Truthfully I haven’t had the chance to wrap my head around that. I guess I’ll cross that bridge when I come to it, but right now I do not want to leave Skillet and I feel great to be a part of that. If this does take off, what I’d love is if this just gives more opportunities for Ledger and Skillet to play together.

I’m really hoping that the Skillet fanbase really likes this music and embraces it, cause they’re just the most incredible people and the most passionate fans that you’re ever going to meet. If I can just continue to be part of this team and this group that is already existing but also be another expression with a slightly different take on music, I just don’t think I could ask for much more than that. It’d be thrilling. And the fact that it has kind of worked out the way it has – I’ve signed a deal here now through John and Korey’s label here at Atlantic and it really feels more like a team than it does my breakout. If we can continue just embracing the team aspect and doing this as a unit, we’ll just do this together and I’d just love it if we can continue in the direction it’s going. But right now, I’ve just got to learn the songs and play with my band (laughs).

Be sure to catch Ledger on tour with Skillet at these stops.

Ledger, Ledger EP Artwork + Track Listing

Atlantic Records

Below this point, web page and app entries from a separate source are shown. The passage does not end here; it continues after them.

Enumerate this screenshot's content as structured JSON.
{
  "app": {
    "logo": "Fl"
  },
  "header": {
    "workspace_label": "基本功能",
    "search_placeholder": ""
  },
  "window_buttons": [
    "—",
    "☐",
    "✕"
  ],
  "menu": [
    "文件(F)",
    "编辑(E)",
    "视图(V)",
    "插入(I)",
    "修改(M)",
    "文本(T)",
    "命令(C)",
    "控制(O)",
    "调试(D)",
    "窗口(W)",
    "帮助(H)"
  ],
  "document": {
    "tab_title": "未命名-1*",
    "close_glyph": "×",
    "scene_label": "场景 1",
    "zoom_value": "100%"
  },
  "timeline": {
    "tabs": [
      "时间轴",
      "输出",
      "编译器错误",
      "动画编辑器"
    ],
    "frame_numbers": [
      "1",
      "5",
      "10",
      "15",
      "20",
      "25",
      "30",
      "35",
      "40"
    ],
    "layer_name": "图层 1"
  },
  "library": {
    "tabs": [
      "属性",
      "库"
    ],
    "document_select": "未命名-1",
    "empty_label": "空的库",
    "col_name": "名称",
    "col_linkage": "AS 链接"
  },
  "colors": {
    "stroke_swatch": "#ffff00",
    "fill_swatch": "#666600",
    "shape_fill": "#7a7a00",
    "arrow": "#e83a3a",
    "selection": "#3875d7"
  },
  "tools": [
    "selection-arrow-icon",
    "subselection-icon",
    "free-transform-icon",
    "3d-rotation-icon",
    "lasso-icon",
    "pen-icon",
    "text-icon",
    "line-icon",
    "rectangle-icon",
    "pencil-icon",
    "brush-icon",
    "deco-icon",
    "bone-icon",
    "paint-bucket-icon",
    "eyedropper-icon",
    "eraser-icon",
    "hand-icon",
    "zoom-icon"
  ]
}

1. "Not Dead Yet"
2. "Warrior" [Featuring John Cooper]
3. "Bold"
4. "Foreigner"
5. "Ruins"
6. "Iconic"